NAME: Elizabeth Atterbury
HOMETOWN: Palm Beach, Florida
BASE OF OPERATIONS: Portland, Maine
MEDIUM OF CHOICE: Photography, always. Within the last few years I have also been making sculptures.
WHY I MAKE ART/HOW I BECAME AN ARTIST: I think college had a lot to do with my becoming an artist. I went to Hampshire College and was lucky to have teachers, classmates, and friends who were making and continue to make really amazing work. There was an unbounded, constant dialogue around process and making and ideas, and these conversations still continue 10 years later. We worked hard and took each other and ourselves really seriously, even then.
I’m making work for a solo show at DOCUMENT in Chicago that opens in the middle of May. The show, Happy Sunny Jade, explores notions of personal origins and will include photographs and sculptures.
WHERE I’M FINDING INSPIRATION NOW
In the past. Art, architecture, design, history—I’m looking back. More specifically, I have been thinking about the landscape of the town I grew up in: a small island, resort town in southern Florida that, to me, functions as a highly manicured sculpture park of sorts with its shaped ficus hedges, modern architecture, pools, moundy golf course, and rows of palm trees. I think I’m beginning to question the extent to which this place has informed some of my visual language.
One of the pieces I am working on right now for the DOCUMENT show, Sunny Side, FL, [middle photo above] is an interpretation/adaptation of my home town, imagined as an actual sculpture park in the form of a grouping of small, painted steel sculptures. One of the pieces in the ensemble is a recreation of a Noguchi sculpture, Intetra, Mist Fountain, which I grew up looking at before I knew and came to love his work.
ONE ARTWORK I CAN’T GET OUT OF MY HEAD (AND WHY)
Last summer, I saw Math Bass's show "Off the Clock" at MoMA PS1, and I still find myself thinking about it. I love the repetition of forms in both the paintings and the sculpture, and the feeling of suspended movement throughout the show, particularly with the sculptures. With the Newz! paintings, I like how graphically literate they are—that Bass creates and repeats these forms or glyphs that feel very readable. I love the simplicity of the cement-casted jeans, these awkward but also sexy tree stump forms.
Installation-wise, I really liked [frequent Bass collaborator] Lauren Davis Fisher’s contribution to the show—the reframed and pivoted wall cut-out that joined two of the galleries provided, for me, a mirroring effect, where it felt like I was looking at the space I was in reflected back at me, but in fact I was actually looking through into another space.
PERSONAL PANTHEON OF ARTISTS
INSIDE MY STUDIO

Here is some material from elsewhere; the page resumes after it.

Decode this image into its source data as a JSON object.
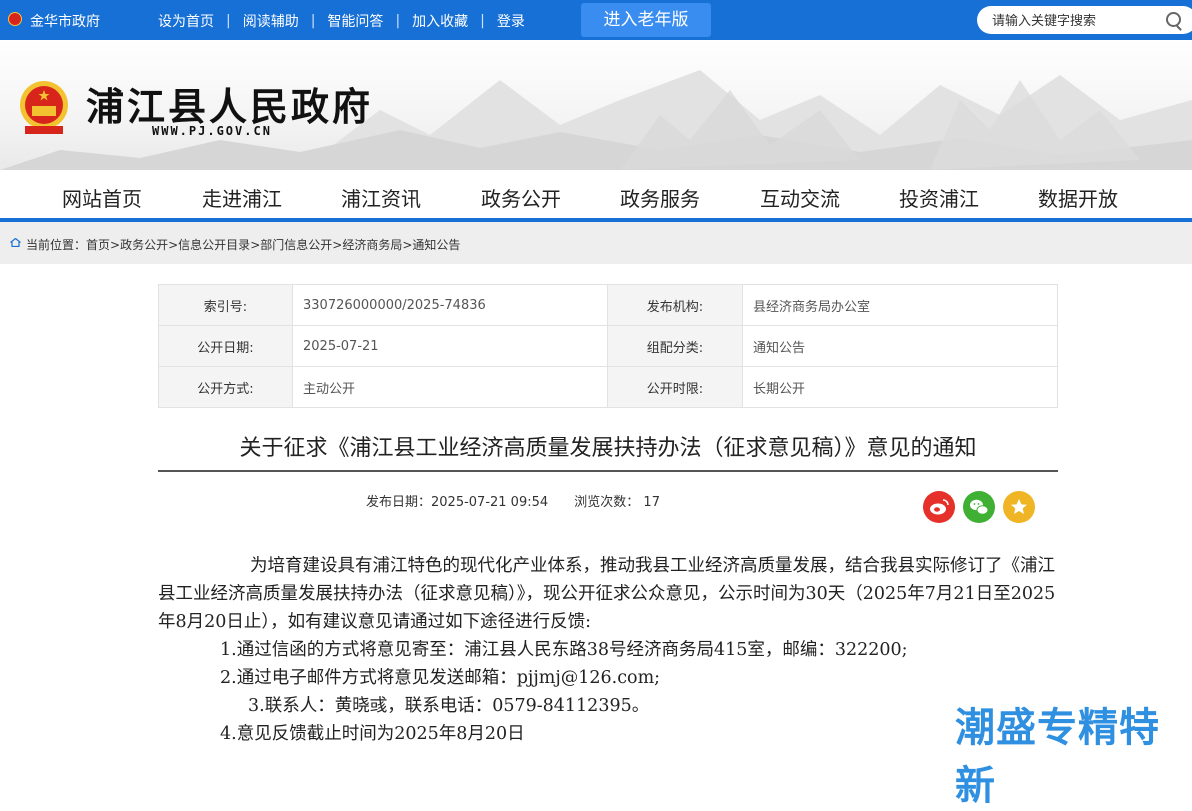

STUDIO ITEM I CAN’T LIVE WITHOUT
My bandsaw, which is the tool I use the most for making sculptures.
Also—my X-ACTO knife, a gridded and flexible ruler, tape measure, and Japanese masking tape, for sculpture prep and layout as well as for paper photo-compositions.
STRANGEST REACTION TO MY WORK
In a review of a show, a critic wrote that my work and accompanying text seemed to want to convey, among other things, my identity as a woman. I found that puzzling.
WHAT I’M READING
I’m finishing Elena Ferrante’s Days of Abandonment and have just started Arranging Things: A Rhetoric of Object by Leonard Koren with accompanying paintings by Nathalie Du Pasquier.
My photographs largely consist of impermanent constructions arranged and photographed in the studio. Drawn to materials such as paper and sand, I construct ephemeral tableaux specifically for the purpose of transfiguring and recording them.
My fascination with the autonomy of the artifact—objects disassociated from their original function and context—has extended into the realm of sculptural objects. I am interested in distinctions or lack thereof between artifact, prop, model, and sculpture. Both my photographs and sculpture build upon a continued interest in display and its visual structures, along with a more recent interest in language, ritual, and abstraction.